Twenty years ago, a woman would never be offered the opportunity to interview to be a packer. And female CEOs were basically non-existent. However, what started then will continue into the future: women being offered opportunities and proving themselves. If you are passionate and if you work hard and take advantage of opportunities, no matter what your gender, you will prove people wrong. And people who are proven wrong are more likely to offer opportunities in the future.
I believe that as society continues to evolve, even in a male-dominated society like Mexico, we will see more emphasis on assigning roles according to aptitudes and strengths, rather than on gender.
Jessica Deutschmann, Gosselin – FIDI 39 Club
I think the question is never how women will change leadership, but instead how a person will change leadership. Being a good leader does not depend on gender. Of course, men and women are different, and it is important to embrace and cherish these differences.
As a woman, I was confronted with prejudice at a very early age. I will never forget when a German teacher in my senior year actually said in front of the class that girls who wear make-up cannot be smart. As a well-educated working mum, this teacher should have been a role model to us, leading young women to become their best selves. Instead, she told us if you spend time caring about how you look you must be stupid.
Unfortunately, we hear comments like ‘she only got this job because she is pretty’ still way too often – and sometimes even from other women. I think we all know, especially if you are a woman reading this right now, that it is a lot of hard work, which sometimes continues over years and might take you longer than your equally competent male colleague.
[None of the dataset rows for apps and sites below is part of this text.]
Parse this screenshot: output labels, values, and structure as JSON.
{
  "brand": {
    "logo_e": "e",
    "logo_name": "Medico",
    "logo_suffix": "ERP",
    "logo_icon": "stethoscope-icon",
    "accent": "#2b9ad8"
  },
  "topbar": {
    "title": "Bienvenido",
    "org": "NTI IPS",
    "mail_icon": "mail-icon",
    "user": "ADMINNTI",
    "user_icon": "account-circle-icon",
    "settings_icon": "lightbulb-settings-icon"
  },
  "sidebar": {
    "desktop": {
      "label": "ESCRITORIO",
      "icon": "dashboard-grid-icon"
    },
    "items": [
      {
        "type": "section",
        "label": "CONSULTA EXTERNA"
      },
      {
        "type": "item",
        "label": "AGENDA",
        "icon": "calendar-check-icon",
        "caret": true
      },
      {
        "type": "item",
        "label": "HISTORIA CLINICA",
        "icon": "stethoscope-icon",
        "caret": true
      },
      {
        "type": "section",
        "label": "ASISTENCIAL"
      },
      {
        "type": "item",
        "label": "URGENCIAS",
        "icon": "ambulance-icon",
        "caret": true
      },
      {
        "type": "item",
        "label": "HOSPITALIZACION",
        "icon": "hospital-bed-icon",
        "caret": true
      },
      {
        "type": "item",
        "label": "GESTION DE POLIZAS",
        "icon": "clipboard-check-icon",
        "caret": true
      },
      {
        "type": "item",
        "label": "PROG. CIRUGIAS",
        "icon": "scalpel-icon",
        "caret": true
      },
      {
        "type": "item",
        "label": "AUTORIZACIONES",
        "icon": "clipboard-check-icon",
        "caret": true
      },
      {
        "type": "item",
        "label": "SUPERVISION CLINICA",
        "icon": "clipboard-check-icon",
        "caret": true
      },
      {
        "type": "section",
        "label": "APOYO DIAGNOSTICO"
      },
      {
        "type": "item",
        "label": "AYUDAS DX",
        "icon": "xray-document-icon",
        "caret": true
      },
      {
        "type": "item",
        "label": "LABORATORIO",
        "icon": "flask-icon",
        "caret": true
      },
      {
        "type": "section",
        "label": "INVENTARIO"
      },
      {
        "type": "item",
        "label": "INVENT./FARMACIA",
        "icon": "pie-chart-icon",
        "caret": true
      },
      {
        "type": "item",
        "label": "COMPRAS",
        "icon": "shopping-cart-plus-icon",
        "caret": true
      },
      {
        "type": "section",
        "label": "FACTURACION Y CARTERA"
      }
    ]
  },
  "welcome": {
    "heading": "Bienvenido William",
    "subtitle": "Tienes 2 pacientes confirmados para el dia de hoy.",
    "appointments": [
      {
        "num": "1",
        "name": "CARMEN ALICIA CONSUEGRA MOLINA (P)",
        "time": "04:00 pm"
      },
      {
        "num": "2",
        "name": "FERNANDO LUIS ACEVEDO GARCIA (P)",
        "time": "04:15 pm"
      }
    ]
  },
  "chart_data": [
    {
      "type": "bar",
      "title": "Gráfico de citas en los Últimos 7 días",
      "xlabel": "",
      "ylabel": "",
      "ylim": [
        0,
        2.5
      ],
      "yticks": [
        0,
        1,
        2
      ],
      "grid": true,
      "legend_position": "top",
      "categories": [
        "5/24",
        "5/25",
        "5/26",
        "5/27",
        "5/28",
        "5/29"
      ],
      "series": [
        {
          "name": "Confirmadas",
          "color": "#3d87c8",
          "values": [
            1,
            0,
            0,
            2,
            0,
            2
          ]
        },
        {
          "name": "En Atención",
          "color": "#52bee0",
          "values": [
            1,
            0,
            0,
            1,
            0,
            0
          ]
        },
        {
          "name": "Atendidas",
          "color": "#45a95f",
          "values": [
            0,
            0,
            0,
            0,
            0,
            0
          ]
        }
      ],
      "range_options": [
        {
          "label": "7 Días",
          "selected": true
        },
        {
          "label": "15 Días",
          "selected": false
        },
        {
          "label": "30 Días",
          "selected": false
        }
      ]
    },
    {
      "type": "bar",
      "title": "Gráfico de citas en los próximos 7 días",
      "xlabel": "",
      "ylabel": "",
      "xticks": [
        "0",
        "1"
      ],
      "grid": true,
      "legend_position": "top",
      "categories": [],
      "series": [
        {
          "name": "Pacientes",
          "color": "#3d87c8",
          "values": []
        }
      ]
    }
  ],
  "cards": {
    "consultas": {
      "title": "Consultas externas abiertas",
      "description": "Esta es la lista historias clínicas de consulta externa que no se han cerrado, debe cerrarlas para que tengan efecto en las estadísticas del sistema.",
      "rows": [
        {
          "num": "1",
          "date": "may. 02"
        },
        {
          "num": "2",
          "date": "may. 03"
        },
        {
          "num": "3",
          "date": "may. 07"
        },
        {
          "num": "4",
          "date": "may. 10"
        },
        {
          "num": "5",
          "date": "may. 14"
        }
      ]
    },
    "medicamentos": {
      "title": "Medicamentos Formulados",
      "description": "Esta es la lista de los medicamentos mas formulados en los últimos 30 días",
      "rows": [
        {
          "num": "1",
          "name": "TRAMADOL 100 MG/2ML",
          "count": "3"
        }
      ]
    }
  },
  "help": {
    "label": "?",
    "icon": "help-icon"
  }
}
I have never thought of myself as a leader and I enjoy putting on make-up, so I try to work a little harder every day just to prove to myself that I am not stupid. However, I was always ambitious. Standing up for myself and for others who are maybe not able to do so for themselves, was taught to me by my parents. I always liked to try new things, accept challenges, and did not shy away from anything that scared me. This is why I also decided to apply for the open FIDI 39 Club Board position in 2017. I liked the idea that each applicant has to deliver a speech and gets elected based on their proposal on what they would like to do for the club. It sounded like a fair and equal chance to me, whether you were a woman or man. I was up against two other young male leaders and, while I have got better at it a little by now, I was very scared to speak in front of so many people, and in a second language. Apparently, I hit a nerve when talking about social media and staying more connected throughout the entire year and got elected by the members; in 2021 I will take over the presidency.
A year later, another position at the Board opened. It was the same situation, with two men and one woman applying; and once again the members elected the woman based on her speech and the future she envisioned for the club. I did not realise initially that we had written FIDI 39 Club Board history by being the first all-female Board.
But this fact does not matter to me that much. For the past two years, I have had the great pleasure of working with wonderful human beings, who are all ambitious, hardworking, committed and not afraid to try something new. We all equally care about the members of the Club and want to provide the best conference experience for them. We listen to the members and each other and dare to do new things.
Next year, there will be two open Board positions and I am truly excited to see whether we will get some male support, since this is what it is all about – support. We still have a long way to go to truly reach gender equality and we need to support each other – not only do women need to support women, but we also have to look at the truly strong, brave and forward-thinking men that support us and understand the advantages of our differences.